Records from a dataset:
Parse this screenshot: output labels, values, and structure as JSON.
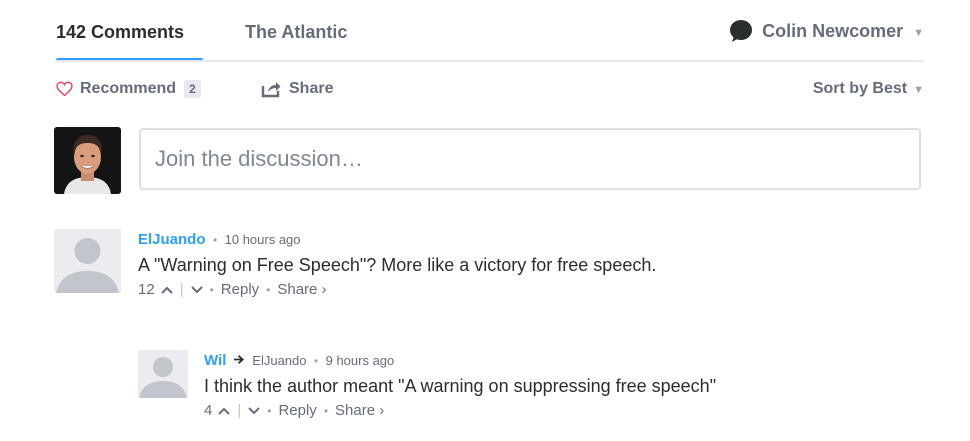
{
  "nav": {
    "comments_tab": "142 Comments",
    "site_tab": "The Atlantic",
    "user_name": "Colin Newcomer"
  },
  "actions": {
    "recommend_label": "Recommend",
    "recommend_count": "2",
    "share_label": "Share",
    "sort_label": "Sort by Best"
  },
  "composer": {
    "placeholder": "Join the discussion…"
  },
  "comments": [
    {
      "author": "ElJuando",
      "time": "10 hours ago",
      "text": "A \"Warning on Free Speech\"? More like a victory for free speech.",
      "upvotes": "12",
      "reply_label": "Reply",
      "share_label": "Share ›"
    },
    {
      "author": "Wil",
      "reply_to": "ElJuando",
      "time": "9 hours ago",
      "text": "I think the author meant \"A warning on suppressing free speech\"",
      "upvotes": "4",
      "reply_label": "Reply",
      "share_label": "Share ›"
    }
  ],
  "colors": {
    "accent": "#2e9fff",
    "text": "#2a2e2e",
    "muted": "#656c7a",
    "heart": "#e4405f"
  }
}
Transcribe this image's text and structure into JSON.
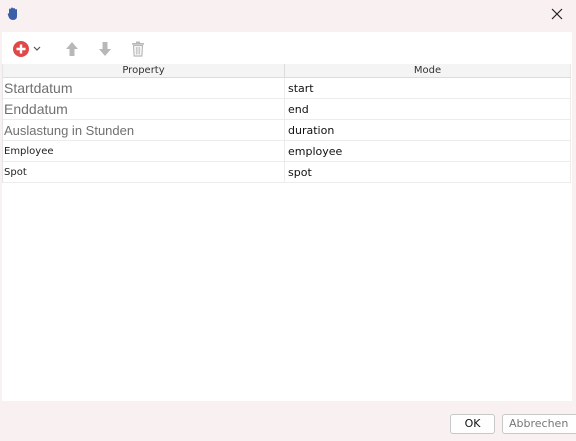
{
  "window": {
    "close_icon": "close-icon",
    "app_icon": "hand-icon"
  },
  "toolbar": {
    "add_icon": "add-circle-icon",
    "dropdown_icon": "chevron-down-icon",
    "up_icon": "arrow-up-icon",
    "down_icon": "arrow-down-icon",
    "delete_icon": "trash-icon",
    "add_color": "#e04848",
    "disabled_color": "#b8b8b8"
  },
  "grid": {
    "columns": [
      "Property",
      "Mode"
    ],
    "rows": [
      {
        "property": "Startdatum",
        "mode": "start"
      },
      {
        "property": "Enddatum",
        "mode": "end"
      },
      {
        "property": "Auslastung in Stunden",
        "mode": "duration"
      },
      {
        "property": "Employee",
        "mode": "employee"
      },
      {
        "property": "Spot",
        "mode": "spot"
      }
    ]
  },
  "buttons": {
    "ok": "OK",
    "cancel": "Abbrechen"
  }
}
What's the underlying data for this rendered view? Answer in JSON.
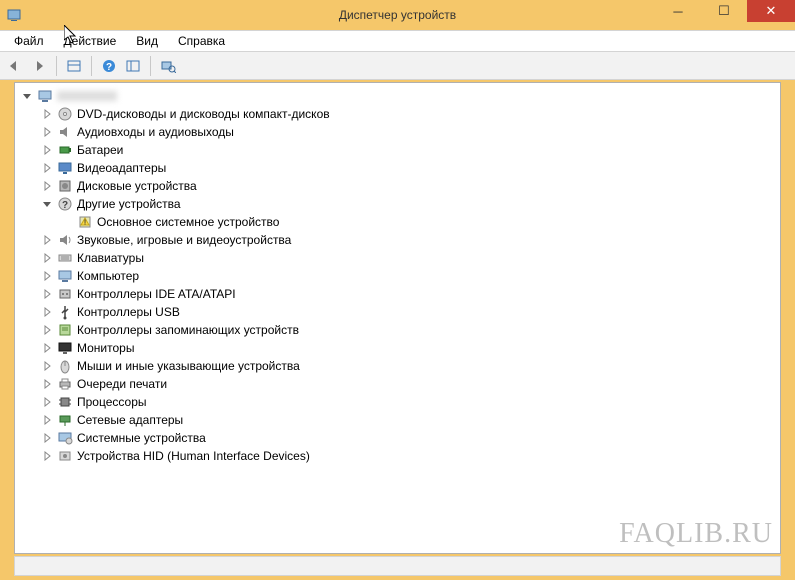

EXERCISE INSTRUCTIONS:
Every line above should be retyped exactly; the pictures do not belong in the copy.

REPLY TO THE TASK:
Parse this screenshot: output labels, values, and structure as JSON.
{
  "nav": {
    "comments_tab": "142 Comments",
    "site_tab": "The Atlantic",
    "user_name": "Colin Newcomer"
  },
  "actions": {
    "recommend_label": "Recommend",
    "recommend_count": "2",
    "share_label": "Share",
    "sort_label": "Sort by Best"
  },
  "composer": {
    "placeholder": "Join the discussion…"
  },
  "comments": [
    {
      "author": "ElJuando",
      "time": "10 hours ago",
      "text": "A \"Warning on Free Speech\"? More like a victory for free speech.",
      "upvotes": "12",
      "reply_label": "Reply",
      "share_label": "Share ›"
    },
    {
      "author": "Wil",
      "reply_to": "ElJuando",
      "time": "9 hours ago",
      "text": "I think the author meant \"A warning on suppressing free speech\"",
      "upvotes": "4",
      "reply_label": "Reply",
      "share_label": "Share ›"
    }
  ],
  "colors": {
    "accent": "#2e9fff",
    "text": "#2a2e2e",
    "muted": "#656c7a",
    "heart": "#e4405f"
  }
}
Transcribe this image's text and structure into JSON.
{
  "window": {
    "close_icon": "close-icon",
    "app_icon": "hand-icon"
  },
  "toolbar": {
    "add_icon": "add-circle-icon",
    "dropdown_icon": "chevron-down-icon",
    "up_icon": "arrow-up-icon",
    "down_icon": "arrow-down-icon",
    "delete_icon": "trash-icon",
    "add_color": "#e04848",
    "disabled_color": "#b8b8b8"
  },
  "grid": {
    "columns": [
      "Property",
      "Mode"
    ],
    "rows": [
      {
        "property": "Startdatum",
        "mode": "start"
      },
      {
        "property": "Enddatum",
        "mode": "end"
      },
      {
        "property": "Auslastung in Stunden",
        "mode": "duration"
      },
      {
        "property": "Employee",
        "mode": "employee"
      },
      {
        "property": "Spot",
        "mode": "spot"
      }
    ]
  },
  "buttons": {
    "ok": "OK",
    "cancel": "Abbrechen"
  }
}
What's the underlying data for this rendered view? Answer in JSON.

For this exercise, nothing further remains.